▸ Available data

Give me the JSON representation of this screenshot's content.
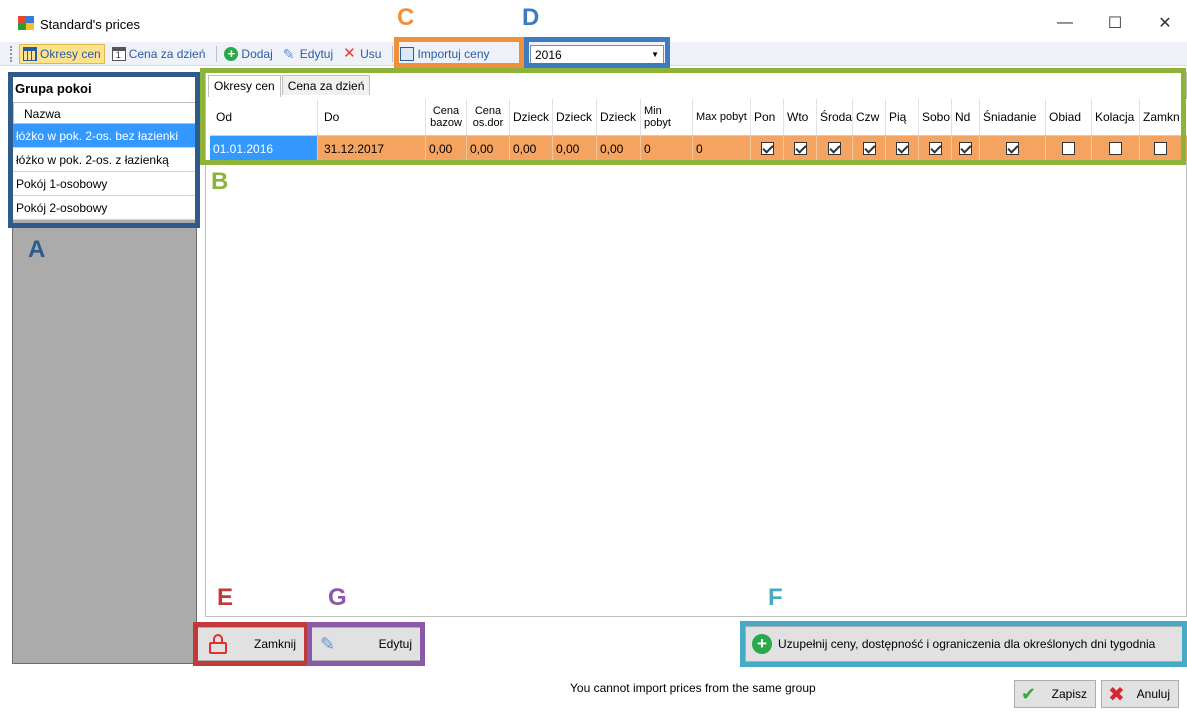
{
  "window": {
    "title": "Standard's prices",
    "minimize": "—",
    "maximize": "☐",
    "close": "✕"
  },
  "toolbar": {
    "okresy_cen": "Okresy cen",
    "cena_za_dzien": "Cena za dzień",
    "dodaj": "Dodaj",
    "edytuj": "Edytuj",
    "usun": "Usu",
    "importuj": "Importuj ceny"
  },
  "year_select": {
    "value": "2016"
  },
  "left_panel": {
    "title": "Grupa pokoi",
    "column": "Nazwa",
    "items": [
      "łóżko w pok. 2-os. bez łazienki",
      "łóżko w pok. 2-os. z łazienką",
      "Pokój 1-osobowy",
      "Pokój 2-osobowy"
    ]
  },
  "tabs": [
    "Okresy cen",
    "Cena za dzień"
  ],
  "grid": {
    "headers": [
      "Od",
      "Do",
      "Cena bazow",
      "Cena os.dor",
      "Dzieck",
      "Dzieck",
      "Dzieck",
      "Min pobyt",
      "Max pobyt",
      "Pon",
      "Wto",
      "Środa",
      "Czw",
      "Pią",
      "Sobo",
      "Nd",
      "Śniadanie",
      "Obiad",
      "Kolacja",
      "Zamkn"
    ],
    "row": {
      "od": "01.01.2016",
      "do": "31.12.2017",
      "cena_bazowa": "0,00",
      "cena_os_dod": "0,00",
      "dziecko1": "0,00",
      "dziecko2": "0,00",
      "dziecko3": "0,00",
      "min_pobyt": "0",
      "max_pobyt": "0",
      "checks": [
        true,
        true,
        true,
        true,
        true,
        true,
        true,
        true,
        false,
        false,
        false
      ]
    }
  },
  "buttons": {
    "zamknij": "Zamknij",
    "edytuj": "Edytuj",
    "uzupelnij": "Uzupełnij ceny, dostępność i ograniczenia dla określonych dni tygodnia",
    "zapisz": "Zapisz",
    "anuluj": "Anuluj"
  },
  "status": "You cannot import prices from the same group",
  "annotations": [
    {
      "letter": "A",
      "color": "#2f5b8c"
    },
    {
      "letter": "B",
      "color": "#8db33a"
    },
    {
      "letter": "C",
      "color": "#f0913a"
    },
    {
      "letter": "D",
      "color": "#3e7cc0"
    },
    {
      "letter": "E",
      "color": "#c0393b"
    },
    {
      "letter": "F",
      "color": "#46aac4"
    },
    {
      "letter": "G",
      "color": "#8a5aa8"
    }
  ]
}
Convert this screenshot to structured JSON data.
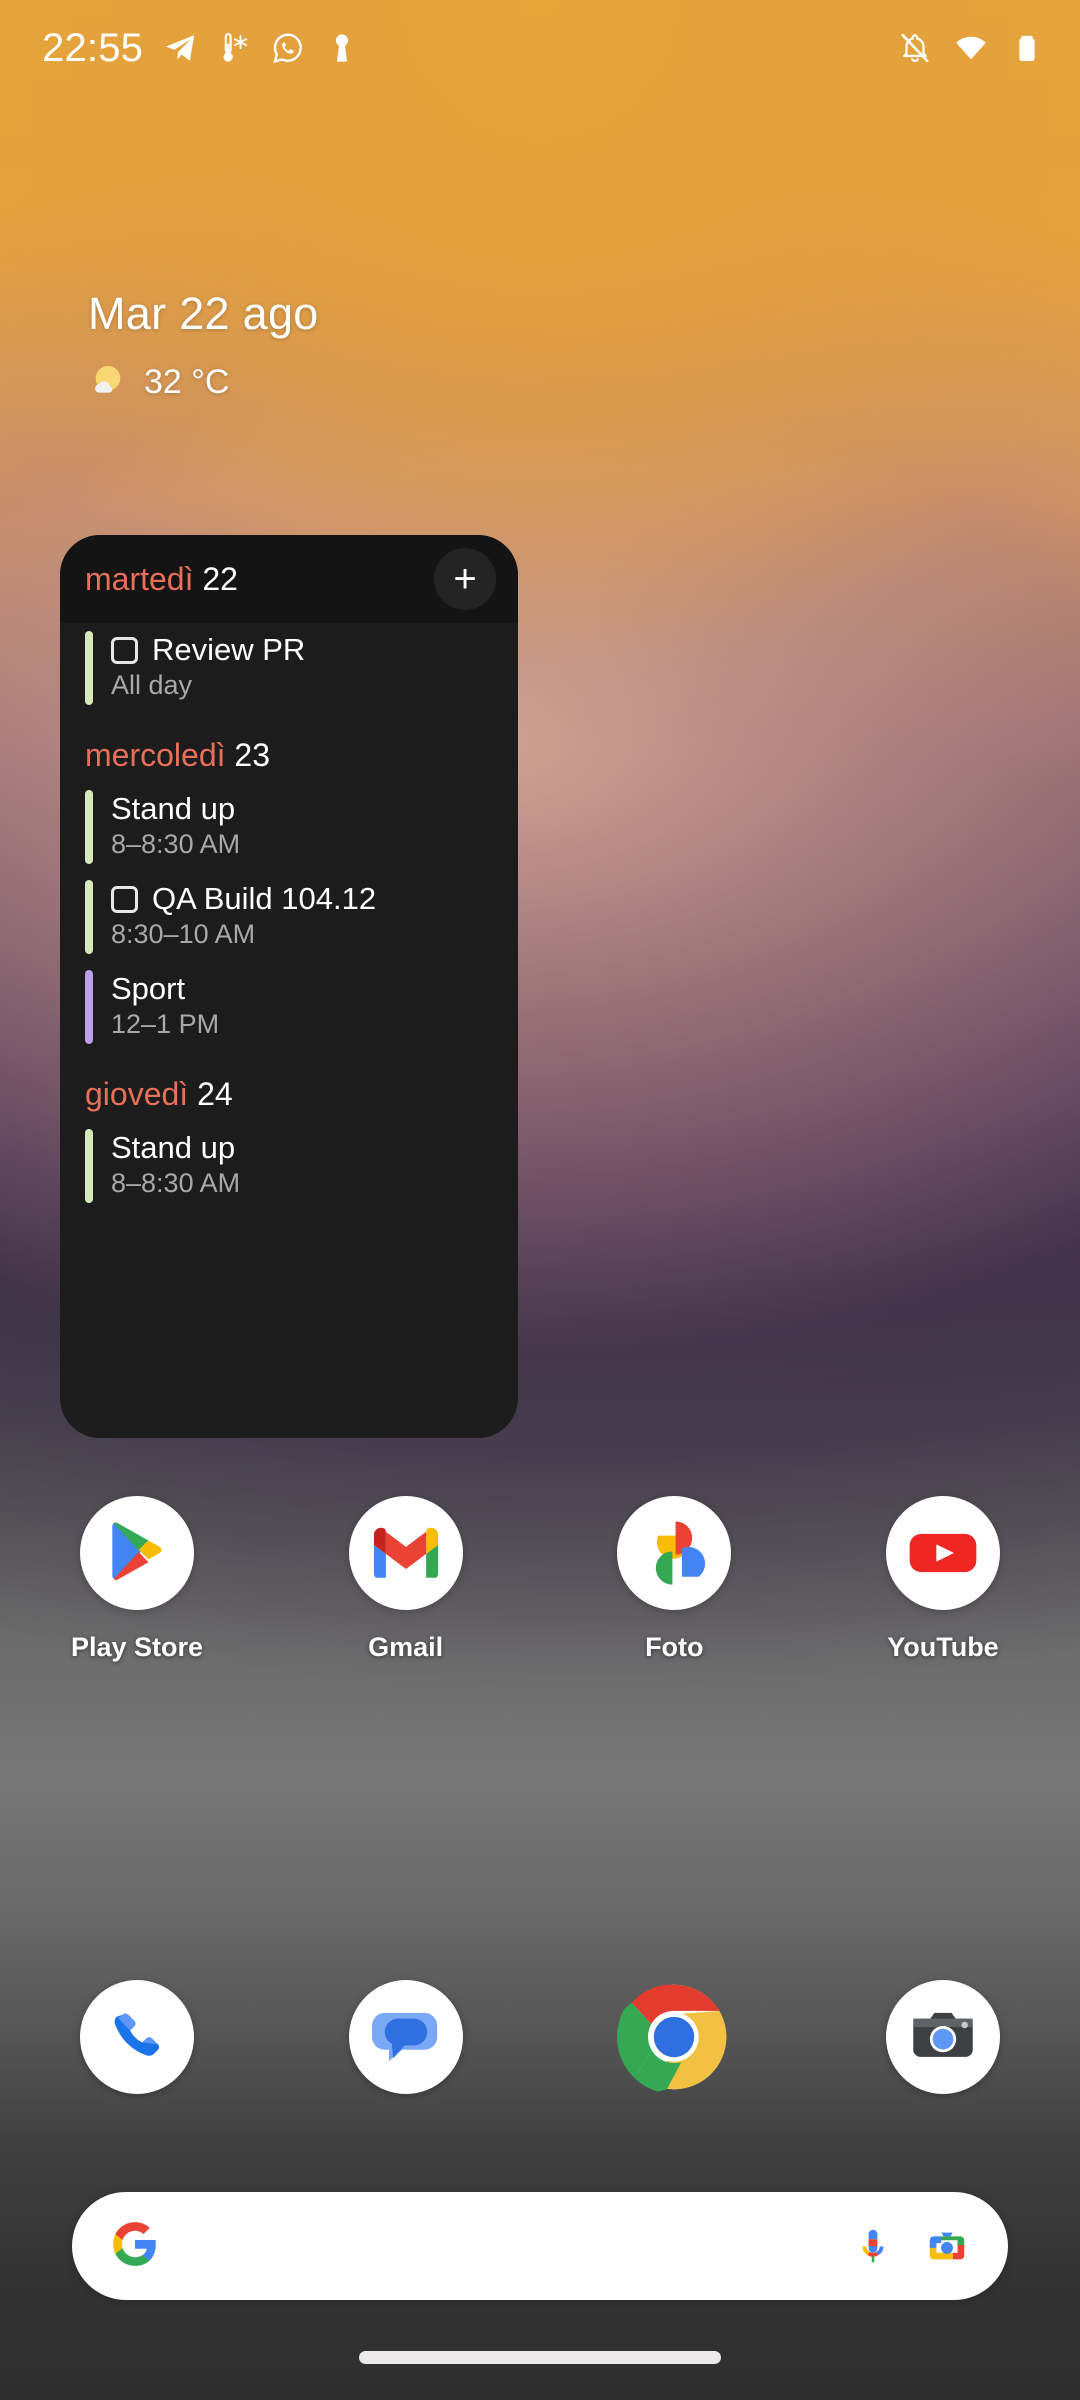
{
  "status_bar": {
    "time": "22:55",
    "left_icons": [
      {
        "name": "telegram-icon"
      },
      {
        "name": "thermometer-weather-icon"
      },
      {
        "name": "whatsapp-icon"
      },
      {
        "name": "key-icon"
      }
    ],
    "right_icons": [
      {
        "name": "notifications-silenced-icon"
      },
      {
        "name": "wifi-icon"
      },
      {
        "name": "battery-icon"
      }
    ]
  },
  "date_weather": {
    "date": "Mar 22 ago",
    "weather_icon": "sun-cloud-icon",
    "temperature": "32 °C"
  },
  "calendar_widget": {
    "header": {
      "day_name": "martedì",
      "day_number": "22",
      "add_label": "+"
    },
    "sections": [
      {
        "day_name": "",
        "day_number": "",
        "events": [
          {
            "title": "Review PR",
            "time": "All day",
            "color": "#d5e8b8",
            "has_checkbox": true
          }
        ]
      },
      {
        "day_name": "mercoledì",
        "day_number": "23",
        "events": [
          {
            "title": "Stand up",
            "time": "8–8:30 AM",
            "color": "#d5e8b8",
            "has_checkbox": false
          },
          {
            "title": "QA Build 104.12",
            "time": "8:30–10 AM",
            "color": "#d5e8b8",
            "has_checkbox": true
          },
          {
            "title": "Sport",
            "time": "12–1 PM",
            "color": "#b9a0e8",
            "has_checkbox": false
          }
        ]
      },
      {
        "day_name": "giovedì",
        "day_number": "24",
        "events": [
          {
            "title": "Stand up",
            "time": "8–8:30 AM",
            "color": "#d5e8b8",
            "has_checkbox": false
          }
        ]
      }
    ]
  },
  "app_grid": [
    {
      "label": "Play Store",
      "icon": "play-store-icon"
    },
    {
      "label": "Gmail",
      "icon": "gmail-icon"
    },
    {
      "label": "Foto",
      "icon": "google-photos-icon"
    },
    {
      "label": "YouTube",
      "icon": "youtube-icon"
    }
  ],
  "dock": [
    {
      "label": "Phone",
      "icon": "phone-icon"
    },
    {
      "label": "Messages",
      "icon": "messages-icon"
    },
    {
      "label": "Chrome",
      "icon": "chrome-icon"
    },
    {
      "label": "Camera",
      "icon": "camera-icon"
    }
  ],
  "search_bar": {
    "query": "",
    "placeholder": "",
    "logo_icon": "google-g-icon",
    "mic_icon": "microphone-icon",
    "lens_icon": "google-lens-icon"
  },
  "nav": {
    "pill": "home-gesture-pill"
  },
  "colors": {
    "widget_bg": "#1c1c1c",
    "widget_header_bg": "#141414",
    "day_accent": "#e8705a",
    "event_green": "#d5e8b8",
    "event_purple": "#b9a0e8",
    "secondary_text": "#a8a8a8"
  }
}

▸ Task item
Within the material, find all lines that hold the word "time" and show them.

▸ Exercise output
    "time": "22:55",
            "time": "All day",
            "time": "8–8:30 AM",
            "time": "8:30–10 AM",
            "time": "12–1 PM",
            "time": "8–8:30 AM",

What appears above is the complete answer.